**** Data for analysis

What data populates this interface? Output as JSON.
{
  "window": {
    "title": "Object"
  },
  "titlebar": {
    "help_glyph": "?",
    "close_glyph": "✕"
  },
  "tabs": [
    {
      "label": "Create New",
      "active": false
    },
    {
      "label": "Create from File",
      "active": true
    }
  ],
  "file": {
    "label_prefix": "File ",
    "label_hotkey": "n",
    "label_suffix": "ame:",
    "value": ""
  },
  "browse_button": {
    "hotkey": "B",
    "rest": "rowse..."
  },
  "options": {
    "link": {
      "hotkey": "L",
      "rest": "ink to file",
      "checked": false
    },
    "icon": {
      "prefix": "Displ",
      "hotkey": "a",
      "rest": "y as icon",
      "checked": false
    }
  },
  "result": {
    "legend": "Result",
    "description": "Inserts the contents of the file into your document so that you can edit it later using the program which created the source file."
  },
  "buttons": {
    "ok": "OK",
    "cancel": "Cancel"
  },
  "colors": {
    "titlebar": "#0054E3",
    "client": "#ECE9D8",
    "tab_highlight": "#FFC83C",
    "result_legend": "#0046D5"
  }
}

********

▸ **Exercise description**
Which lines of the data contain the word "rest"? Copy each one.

▸ **Response**
    "rest": "rowse..."
      "rest": "ink to file",
      "rest": "y as icon",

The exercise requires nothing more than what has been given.